(To do): When a line of the entries below contains "label", it counts once; state how many such lines there are and nothing else.

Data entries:

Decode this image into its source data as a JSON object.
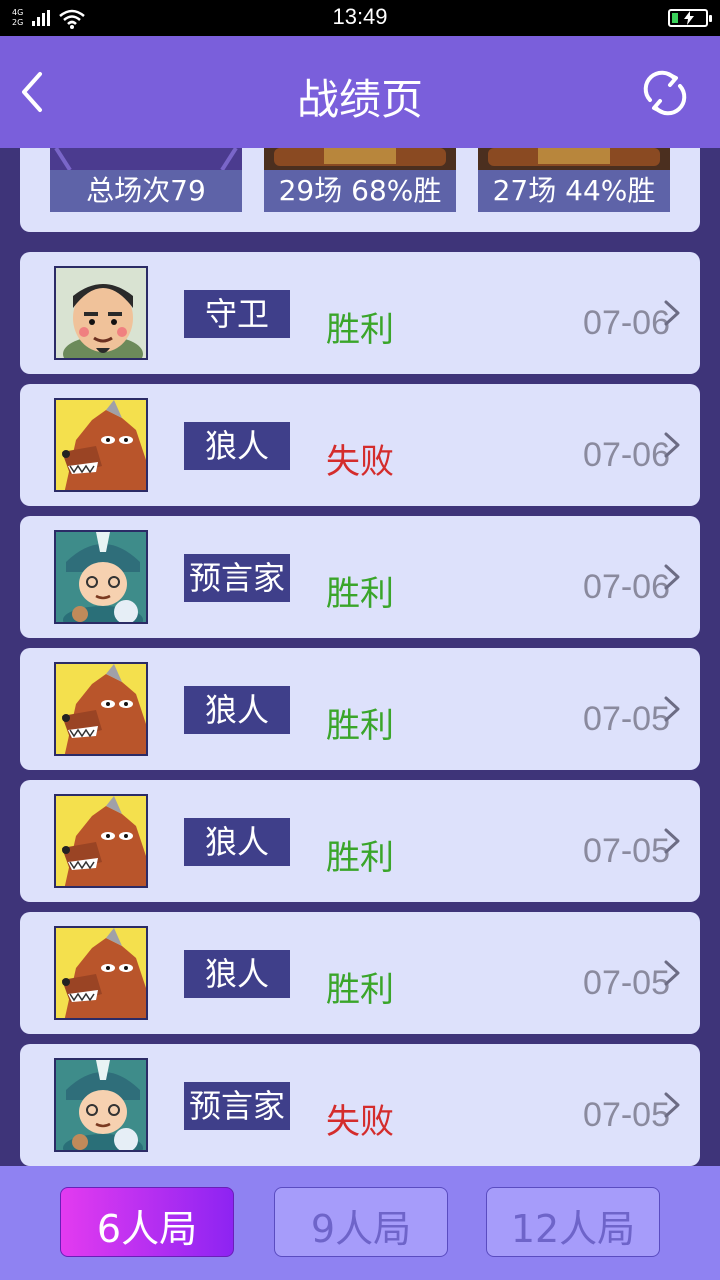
{
  "status_bar": {
    "network": "4G 2G",
    "time": "13:49"
  },
  "header": {
    "title": "战绩页"
  },
  "summary": {
    "stats": [
      {
        "label": "总场次79"
      },
      {
        "label": "29场 68%胜"
      },
      {
        "label": "27场 44%胜"
      }
    ]
  },
  "records": [
    {
      "role": "守卫",
      "result": "胜利",
      "outcome": "win",
      "date": "07-06",
      "avatar": "guard"
    },
    {
      "role": "狼人",
      "result": "失败",
      "outcome": "lose",
      "date": "07-06",
      "avatar": "werewolf"
    },
    {
      "role": "预言家",
      "result": "胜利",
      "outcome": "win",
      "date": "07-06",
      "avatar": "seer"
    },
    {
      "role": "狼人",
      "result": "胜利",
      "outcome": "win",
      "date": "07-05",
      "avatar": "werewolf"
    },
    {
      "role": "狼人",
      "result": "胜利",
      "outcome": "win",
      "date": "07-05",
      "avatar": "werewolf"
    },
    {
      "role": "狼人",
      "result": "胜利",
      "outcome": "win",
      "date": "07-05",
      "avatar": "werewolf"
    },
    {
      "role": "预言家",
      "result": "失败",
      "outcome": "lose",
      "date": "07-05",
      "avatar": "seer"
    }
  ],
  "tabs": [
    {
      "label": "6人局",
      "active": true
    },
    {
      "label": "9人局",
      "active": false
    },
    {
      "label": "12人局",
      "active": false
    }
  ],
  "colors": {
    "header": "#7a5fdb",
    "win": "#3aa52a",
    "lose": "#d42c2c",
    "card": "#dde1fb"
  }
}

(Expected output): 6